faculty, spring break, travel

Faculty share their spring break plans

Logan Connors is enjoying Paris in the springtime
By Michael R. Malone

Logan Connors is enjoying Paris in the springtime

Faculty share their spring break plans

By Michael R. Malone
Faculty, like students, are getting away for Spring Break, shifting gears from the classroom to glimpse a new landscape, invigorate the mind and creatively unwind. Many take their academic pursuits on the road—teaching, learning, and approaching their work from a different perspective.

The break offers an antidote to our up-tempo, filled-to-the-brim day-to-day schedules, and a chance to shift from Chronos—chronological clock time as the Greeks defined it—to Kairos, a more expansive breathe-in-the-beauty-of-the-moment version of time that follows its own rhythm.

We talked with a few faculty to learn what they’re doing during Spring Break.

Logan Connors, associate professor, director of Undergraduate Studies in French, faculty director UParis 

logan ConnorsConnors is back this week in Paris where he's lived on two separate previous occasions. Yes, he’s “working”—yet touring with UM students to visit nearby chateaus and teaching on social conflict in Paris over the ages is far from “ennuyeux.” “This is our laboratory and I can accomplish so much with the students—all the teaching resources are here,” Connors said. “It’s tremendously rewarding because I’m able to show them—not just tell them.” He met his French wife when he studied in France years ago, and her mother lives in Paris so he’s eager to catch up with family and former classmates. He’s staying again in the 13th arrondissement, a very artistic and working-class neighborhood. “It’s a treat to recognize some of the shop owners and café workers from when I’ve been here before.”

Arriving on the overseas flight at 7:15 a.m. at Charles de Gaulle Airport, Connors followed his now established routine: He bustled over to the Café de France “for my jet-lag buster lunch.”

Steve Guerra, director of the Frost Studio Jazz Band, managing director of the Henry Mancini Institute, and lecturer of Studio Music and Jazz at Frost

stephen guerraGuerra’s excited for a week of uninterrupted creative time—some waiting for the muse as he arranges music for his own second Big Band album (his first, “Namesake,” debuted to acclaim in 2009), but also some focused music writing for the National Symphony Orchestra. “With my teaching schedule I can get an hour here and there, but the break gives me a chance to focus and be creative,” he said. Guerra has written for the orchestra before and is jazzed to work with a Broadway star to create some new arrangements. “They may say ‘go crazy and break the orchestra’ or maybe just ask me to recreate a classic—that’s easier, but having the wide-open freedom is exciting,” he said.   

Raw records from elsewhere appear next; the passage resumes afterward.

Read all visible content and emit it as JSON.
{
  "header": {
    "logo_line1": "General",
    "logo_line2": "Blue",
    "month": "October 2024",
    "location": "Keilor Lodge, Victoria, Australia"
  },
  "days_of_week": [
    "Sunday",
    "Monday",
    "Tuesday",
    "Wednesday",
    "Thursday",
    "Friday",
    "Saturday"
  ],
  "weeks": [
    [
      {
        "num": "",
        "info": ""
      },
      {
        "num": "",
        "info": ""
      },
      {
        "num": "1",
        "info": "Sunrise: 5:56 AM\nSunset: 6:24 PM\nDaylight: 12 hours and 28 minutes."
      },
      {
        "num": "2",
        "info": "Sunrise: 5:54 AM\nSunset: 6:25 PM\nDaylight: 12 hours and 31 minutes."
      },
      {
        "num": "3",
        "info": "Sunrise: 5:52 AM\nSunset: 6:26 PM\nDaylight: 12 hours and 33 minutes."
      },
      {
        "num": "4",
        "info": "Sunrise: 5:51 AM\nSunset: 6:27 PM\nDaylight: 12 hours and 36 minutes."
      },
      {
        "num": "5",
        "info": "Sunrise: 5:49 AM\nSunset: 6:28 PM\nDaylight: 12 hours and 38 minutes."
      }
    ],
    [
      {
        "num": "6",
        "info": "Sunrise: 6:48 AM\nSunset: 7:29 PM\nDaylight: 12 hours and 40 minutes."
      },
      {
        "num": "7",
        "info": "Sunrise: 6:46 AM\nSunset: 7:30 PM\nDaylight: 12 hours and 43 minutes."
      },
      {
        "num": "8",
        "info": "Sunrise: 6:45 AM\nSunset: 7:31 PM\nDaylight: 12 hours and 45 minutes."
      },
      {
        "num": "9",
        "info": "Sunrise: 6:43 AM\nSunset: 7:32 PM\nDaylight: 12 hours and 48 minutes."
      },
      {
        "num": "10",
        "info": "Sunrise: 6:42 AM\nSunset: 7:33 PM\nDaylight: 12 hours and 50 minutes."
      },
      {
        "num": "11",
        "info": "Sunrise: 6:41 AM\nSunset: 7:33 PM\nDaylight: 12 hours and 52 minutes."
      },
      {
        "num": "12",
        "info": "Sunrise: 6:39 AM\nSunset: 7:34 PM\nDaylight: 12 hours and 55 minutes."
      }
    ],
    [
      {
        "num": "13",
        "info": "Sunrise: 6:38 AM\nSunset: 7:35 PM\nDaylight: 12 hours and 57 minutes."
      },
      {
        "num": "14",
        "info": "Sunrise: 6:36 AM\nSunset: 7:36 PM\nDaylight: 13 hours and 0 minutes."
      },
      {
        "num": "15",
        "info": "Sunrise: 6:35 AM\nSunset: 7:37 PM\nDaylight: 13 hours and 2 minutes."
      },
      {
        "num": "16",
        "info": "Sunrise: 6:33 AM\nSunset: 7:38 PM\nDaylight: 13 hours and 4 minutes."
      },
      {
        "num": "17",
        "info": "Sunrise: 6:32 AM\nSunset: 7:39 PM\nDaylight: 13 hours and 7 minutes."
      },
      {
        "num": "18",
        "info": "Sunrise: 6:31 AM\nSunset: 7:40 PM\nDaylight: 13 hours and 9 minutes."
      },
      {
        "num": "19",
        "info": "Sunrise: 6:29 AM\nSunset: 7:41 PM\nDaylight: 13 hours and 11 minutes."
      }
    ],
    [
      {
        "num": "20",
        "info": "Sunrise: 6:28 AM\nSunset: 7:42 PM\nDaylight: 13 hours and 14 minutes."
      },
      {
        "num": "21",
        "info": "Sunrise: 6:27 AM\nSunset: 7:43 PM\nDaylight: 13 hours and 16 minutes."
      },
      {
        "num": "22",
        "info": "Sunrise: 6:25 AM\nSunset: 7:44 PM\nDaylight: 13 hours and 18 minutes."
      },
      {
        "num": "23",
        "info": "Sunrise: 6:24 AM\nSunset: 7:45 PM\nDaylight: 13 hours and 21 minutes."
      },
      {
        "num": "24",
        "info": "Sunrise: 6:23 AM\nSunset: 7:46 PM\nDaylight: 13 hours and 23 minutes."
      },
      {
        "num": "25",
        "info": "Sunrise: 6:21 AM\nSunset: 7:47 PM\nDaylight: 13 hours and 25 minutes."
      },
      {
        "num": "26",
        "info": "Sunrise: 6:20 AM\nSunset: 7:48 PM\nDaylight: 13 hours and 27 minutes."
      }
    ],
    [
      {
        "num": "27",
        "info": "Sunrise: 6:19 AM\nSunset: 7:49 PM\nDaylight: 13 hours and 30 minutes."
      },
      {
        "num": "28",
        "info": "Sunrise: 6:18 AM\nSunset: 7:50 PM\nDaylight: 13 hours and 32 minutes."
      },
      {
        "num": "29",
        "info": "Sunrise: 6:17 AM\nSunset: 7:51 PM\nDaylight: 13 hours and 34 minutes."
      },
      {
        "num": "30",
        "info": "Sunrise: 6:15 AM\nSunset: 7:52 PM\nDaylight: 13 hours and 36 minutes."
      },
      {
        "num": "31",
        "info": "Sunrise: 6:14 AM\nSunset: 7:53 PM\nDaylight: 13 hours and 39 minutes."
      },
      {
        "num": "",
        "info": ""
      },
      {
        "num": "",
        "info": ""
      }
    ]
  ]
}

But before he tackles his own creative projects, he traveled with students from the Frost Jazz Band to the Sarasota Jazz Festival this past weekend where the troupe played a feature set as part of the week-long festival. “This festival really gives them a taste of the professional world—they’re given the music just days before and have to show up and play. I’ve been performing since I was 14 and have done this lots of times, yet preparing with a new set of students is a wonderful challenge—like taking a new baseball team out each time for the game.”

Clarissa Moorhead, lecturer with the Intensive English Program (IEP)

Clarissa MoorheadMoorhead is off to Atlanta with four IEP colleagues to the 2019 International Convention and English Language Expo where she’ll offer a presentation to Teaching English to Speakers of Other Languages (TESOL) colleagues. “It’s either fortunate or unfortunate that the conference falls on spring break, but I’m so glad our department helps us to attend—there are so many other sessions going on, and it’s a great way to figure out if you’re doing the right thing and how to better serve your students.”

The UM contingent has a dinner evening planned, and Moorhead is excited to get out and about in Atlanta to see some sights. After the three-day conference, she’s eager for some home alone cuddle time with her 13-month-old daughter. “I’m so grateful for my husband who’s been taking care of things and, honestly, just to get some things done that I don’t normally have time for—like going to the dentist.”

Carmen Guerrero, associate professor and director of School of Architecture’s Rome Program

Carmen GuerreroGuerrero enjoyed a one-day stop in Rome on her way to Basel, Switzerland, where she’ll join colleague Jaime Correa, also a SoA associate professor, to guide a group of UM students in an intensive elective course on Swiss structures. “There’s an incredibly high level of construction craft and such a network of talented architects here,” she said. “It’s a great place to see examples of public buildings—schools, hospitals—that are impeccably designed.” One of the tours will take her to one of her favorite places in the world: the thermal springs spa in Vals. “Designed by Peter Zumthor and inspired by the old Roman baths, the spa is built into a hill with this fantastic view of the Swiss Alps—it’s just magnificent,” Guerrero said.

While in Basel—the birthplace of Art Basel, she’s looking forward to spending evenings catching up with a colleague from grad school who has a firm there. “There’s a wonderful network of architects here, and the Swiss are very careful, meticulous, and skilled in their design—so there’s a lot to learn.”